(What you will do):
Type out the data again, word for word and in full.

#### Data to examine ####

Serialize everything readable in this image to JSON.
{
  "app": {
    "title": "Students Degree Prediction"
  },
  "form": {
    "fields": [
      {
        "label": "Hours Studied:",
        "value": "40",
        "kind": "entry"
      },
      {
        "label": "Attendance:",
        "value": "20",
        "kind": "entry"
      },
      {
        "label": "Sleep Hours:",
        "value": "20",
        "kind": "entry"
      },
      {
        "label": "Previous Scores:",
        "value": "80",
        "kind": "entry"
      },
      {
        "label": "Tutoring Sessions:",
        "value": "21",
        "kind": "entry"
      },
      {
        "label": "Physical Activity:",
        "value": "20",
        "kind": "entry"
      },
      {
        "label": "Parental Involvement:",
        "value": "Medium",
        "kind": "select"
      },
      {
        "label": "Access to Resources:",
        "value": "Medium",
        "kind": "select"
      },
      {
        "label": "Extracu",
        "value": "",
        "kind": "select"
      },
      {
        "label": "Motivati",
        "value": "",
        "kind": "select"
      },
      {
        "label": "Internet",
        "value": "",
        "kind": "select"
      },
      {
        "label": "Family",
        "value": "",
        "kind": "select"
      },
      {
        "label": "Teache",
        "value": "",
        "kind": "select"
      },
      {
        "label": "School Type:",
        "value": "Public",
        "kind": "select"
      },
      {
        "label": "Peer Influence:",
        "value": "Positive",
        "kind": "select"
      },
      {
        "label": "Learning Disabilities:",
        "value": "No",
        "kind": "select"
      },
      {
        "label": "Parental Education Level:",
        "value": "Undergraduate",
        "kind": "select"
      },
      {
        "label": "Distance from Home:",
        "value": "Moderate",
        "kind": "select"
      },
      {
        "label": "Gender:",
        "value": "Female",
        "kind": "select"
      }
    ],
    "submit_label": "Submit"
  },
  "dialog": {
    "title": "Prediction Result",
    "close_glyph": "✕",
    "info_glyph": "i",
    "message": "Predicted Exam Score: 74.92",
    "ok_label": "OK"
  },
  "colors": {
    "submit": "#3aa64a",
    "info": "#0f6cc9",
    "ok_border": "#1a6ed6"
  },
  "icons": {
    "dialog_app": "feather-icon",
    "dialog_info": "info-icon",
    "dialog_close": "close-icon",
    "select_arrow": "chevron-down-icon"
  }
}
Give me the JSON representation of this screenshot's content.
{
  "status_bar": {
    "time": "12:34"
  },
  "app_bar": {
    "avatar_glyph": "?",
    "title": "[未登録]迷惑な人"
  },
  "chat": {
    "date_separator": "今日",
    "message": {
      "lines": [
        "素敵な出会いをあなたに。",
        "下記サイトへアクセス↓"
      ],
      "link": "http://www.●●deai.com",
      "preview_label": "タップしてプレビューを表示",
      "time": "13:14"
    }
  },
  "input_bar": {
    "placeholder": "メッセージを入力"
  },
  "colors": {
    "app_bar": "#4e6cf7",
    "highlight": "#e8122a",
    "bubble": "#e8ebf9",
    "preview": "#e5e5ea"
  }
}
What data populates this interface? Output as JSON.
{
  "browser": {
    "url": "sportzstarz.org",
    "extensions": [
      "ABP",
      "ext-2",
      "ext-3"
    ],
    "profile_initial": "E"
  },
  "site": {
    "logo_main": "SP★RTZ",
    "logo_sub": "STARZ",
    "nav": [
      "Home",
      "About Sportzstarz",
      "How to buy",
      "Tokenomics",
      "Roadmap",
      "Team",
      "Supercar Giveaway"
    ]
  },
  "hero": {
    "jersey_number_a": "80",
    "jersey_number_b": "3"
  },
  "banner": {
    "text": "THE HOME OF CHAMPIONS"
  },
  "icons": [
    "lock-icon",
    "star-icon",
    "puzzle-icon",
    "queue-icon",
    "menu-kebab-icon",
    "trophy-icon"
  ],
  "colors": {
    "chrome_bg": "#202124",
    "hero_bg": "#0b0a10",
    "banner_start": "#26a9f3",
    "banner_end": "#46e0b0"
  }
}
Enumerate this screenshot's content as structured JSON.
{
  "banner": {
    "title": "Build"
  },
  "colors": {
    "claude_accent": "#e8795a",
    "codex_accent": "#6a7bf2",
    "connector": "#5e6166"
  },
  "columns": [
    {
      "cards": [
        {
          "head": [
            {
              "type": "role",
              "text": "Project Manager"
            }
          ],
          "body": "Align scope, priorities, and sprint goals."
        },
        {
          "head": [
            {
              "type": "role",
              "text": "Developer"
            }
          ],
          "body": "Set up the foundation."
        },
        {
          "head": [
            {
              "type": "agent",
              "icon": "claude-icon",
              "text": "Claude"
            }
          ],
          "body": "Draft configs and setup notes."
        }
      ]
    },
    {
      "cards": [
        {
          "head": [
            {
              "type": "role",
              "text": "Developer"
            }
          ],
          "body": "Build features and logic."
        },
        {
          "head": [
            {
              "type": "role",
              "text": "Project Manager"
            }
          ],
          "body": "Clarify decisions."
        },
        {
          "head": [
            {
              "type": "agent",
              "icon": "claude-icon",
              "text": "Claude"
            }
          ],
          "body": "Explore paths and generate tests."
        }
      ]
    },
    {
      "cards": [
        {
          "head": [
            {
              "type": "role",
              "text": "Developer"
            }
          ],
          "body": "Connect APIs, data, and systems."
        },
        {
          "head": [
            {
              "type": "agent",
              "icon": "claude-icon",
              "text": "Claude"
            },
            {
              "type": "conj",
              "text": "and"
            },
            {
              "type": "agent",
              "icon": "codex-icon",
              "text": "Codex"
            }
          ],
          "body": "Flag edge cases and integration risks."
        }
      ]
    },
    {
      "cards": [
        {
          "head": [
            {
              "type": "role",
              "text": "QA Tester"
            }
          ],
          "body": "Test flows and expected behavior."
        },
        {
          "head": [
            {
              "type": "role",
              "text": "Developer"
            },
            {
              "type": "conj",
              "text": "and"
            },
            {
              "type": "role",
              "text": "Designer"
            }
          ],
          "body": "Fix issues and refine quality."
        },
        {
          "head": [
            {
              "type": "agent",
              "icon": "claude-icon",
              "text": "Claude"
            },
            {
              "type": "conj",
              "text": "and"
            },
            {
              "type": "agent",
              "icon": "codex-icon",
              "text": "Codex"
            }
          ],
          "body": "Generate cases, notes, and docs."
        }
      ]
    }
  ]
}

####

(Reply to the task):
Serialize everything readable in this image to JSON.
{
  "app": {
    "title": "Students Degree Prediction"
  },
  "form": {
    "fields": [
      {
        "label": "Hours Studied:",
        "value": "40",
        "kind": "entry"
      },
      {
        "label": "Attendance:",
        "value": "20",
        "kind": "entry"
      },
      {
        "label": "Sleep Hours:",
        "value": "20",
        "kind": "entry"
      },
      {
        "label": "Previous Scores:",
        "value": "80",
        "kind": "entry"
      },
      {
        "label": "Tutoring Sessions:",
        "value": "21",
        "kind": "entry"
      },
      {
        "label": "Physical Activity:",
        "value": "20",
        "kind": "entry"
      },
      {
        "label": "Parental Involvement:",
        "value": "Medium",
        "kind": "select"
      },
      {
        "label": "Access to Resources:",
        "value": "Medium",
        "kind": "select"
      },
      {
        "label": "Extracu",
        "value": "",
        "kind": "select"
      },
      {
        "label": "Motivati",
        "value": "",
        "kind": "select"
      },
      {
        "label": "Internet",
        "value": "",
        "kind": "select"
      },
      {
        "label": "Family",
        "value": "",
        "kind": "select"
      },
      {
        "label": "Teache",
        "value": "",
        "kind": "select"
      },
      {
        "label": "School Type:",
        "value": "Public",
        "kind": "select"
      },
      {
        "label": "Peer Influence:",
        "value": "Positive",
        "kind": "select"
      },
      {
        "label": "Learning Disabilities:",
        "value": "No",
        "kind": "select"
      },
      {
        "label": "Parental Education Level:",
        "value": "Undergraduate",
        "kind": "select"
      },
      {
        "label": "Distance from Home:",
        "value": "Moderate",
        "kind": "select"
      },
      {
        "label": "Gender:",
        "value": "Female",
        "kind": "select"
      }
    ],
    "submit_label": "Submit"
  },
  "dialog": {
    "title": "Prediction Result",
    "close_glyph": "✕",
    "info_glyph": "i",
    "message": "Predicted Exam Score: 74.92",
    "ok_label": "OK"
  },
  "colors": {
    "submit": "#3aa64a",
    "info": "#0f6cc9",
    "ok_border": "#1a6ed6"
  },
  "icons": {
    "dialog_app": "feather-icon",
    "dialog_info": "info-icon",
    "dialog_close": "close-icon",
    "select_arrow": "chevron-down-icon"
  }
}
Give me the JSON representation of this screenshot's content.
{
  "status_bar": {
    "time": "12:34"
  },
  "app_bar": {
    "avatar_glyph": "?",
    "title": "[未登録]迷惑な人"
  },
  "chat": {
    "date_separator": "今日",
    "message": {
      "lines": [
        "素敵な出会いをあなたに。",
        "下記サイトへアクセス↓"
      ],
      "link": "http://www.●●deai.com",
      "preview_label": "タップしてプレビューを表示",
      "time": "13:14"
    }
  },
  "input_bar": {
    "placeholder": "メッセージを入力"
  },
  "colors": {
    "app_bar": "#4e6cf7",
    "highlight": "#e8122a",
    "bubble": "#e8ebf9",
    "preview": "#e5e5ea"
  }
}
What data populates this interface? Output as JSON.
{
  "browser": {
    "url": "sportzstarz.org",
    "extensions": [
      "ABP",
      "ext-2",
      "ext-3"
    ],
    "profile_initial": "E"
  },
  "site": {
    "logo_main": "SP★RTZ",
    "logo_sub": "STARZ",
    "nav": [
      "Home",
      "About Sportzstarz",
      "How to buy",
      "Tokenomics",
      "Roadmap",
      "Team",
      "Supercar Giveaway"
    ]
  },
  "hero": {
    "jersey_number_a": "80",
    "jersey_number_b": "3"
  },
  "banner": {
    "text": "THE HOME OF CHAMPIONS"
  },
  "icons": [
    "lock-icon",
    "star-icon",
    "puzzle-icon",
    "queue-icon",
    "menu-kebab-icon",
    "trophy-icon"
  ],
  "colors": {
    "chrome_bg": "#202124",
    "hero_bg": "#0b0a10",
    "banner_start": "#26a9f3",
    "banner_end": "#46e0b0"
  }
}
Enumerate this screenshot's content as structured JSON.
{
  "banner": {
    "title": "Build"
  },
  "colors": {
    "claude_accent": "#e8795a",
    "codex_accent": "#6a7bf2",
    "connector": "#5e6166"
  },
  "columns": [
    {
      "cards": [
        {
          "head": [
            {
              "type": "role",
              "text": "Project Manager"
            }
          ],
          "body": "Align scope, priorities, and sprint goals."
        },
        {
          "head": [
            {
              "type": "role",
              "text": "Developer"
            }
          ],
          "body": "Set up the foundation."
        },
        {
          "head": [
            {
              "type": "agent",
              "icon": "claude-icon",
              "text": "Claude"
            }
          ],
          "body": "Draft configs and setup notes."
        }
      ]
    },
    {
      "cards": [
        {
          "head": [
            {
              "type": "role",
              "text": "Developer"
            }
          ],
          "body": "Build features and logic."
        },
        {
          "head": [
            {
              "type": "role",
              "text": "Project Manager"
            }
          ],
          "body": "Clarify decisions."
        },
        {
          "head": [
            {
              "type": "agent",
              "icon": "claude-icon",
              "text": "Claude"
            }
          ],
          "body": "Explore paths and generate tests."
        }
      ]
    },
    {
      "cards": [
        {
          "head": [
            {
              "type": "role",
              "text": "Developer"
            }
          ],
          "body": "Connect APIs, data, and systems."
        },
        {
          "head": [
            {
              "type": "agent",
              "icon": "claude-icon",
              "text": "Claude"
            },
            {
              "type": "conj",
              "text": "and"
            },
            {
              "type": "agent",
              "icon": "codex-icon",
              "text": "Codex"
            }
          ],
          "body": "Flag edge cases and integration risks."
        }
      ]
    },
    {
      "cards": [
        {
          "head": [
            {
              "type": "role",
              "text": "QA Tester"
            }
          ],
          "body": "Test flows and expected behavior."
        },
        {
          "head": [
            {
              "type": "role",
              "text": "Developer"
            },
            {
              "type": "conj",
              "text": "and"
            },
            {
              "type": "role",
              "text": "Designer"
            }
          ],
          "body": "Fix issues and refine quality."
        },
        {
          "head": [
            {
              "type": "agent",
              "icon": "claude-icon",
              "text": "Claude"
            },
            {
              "type": "conj",
              "text": "and"
            },
            {
              "type": "agent",
              "icon": "codex-icon",
              "text": "Codex"
            }
          ],
          "body": "Generate cases, notes, and docs."
        }
      ]
    }
  ]
}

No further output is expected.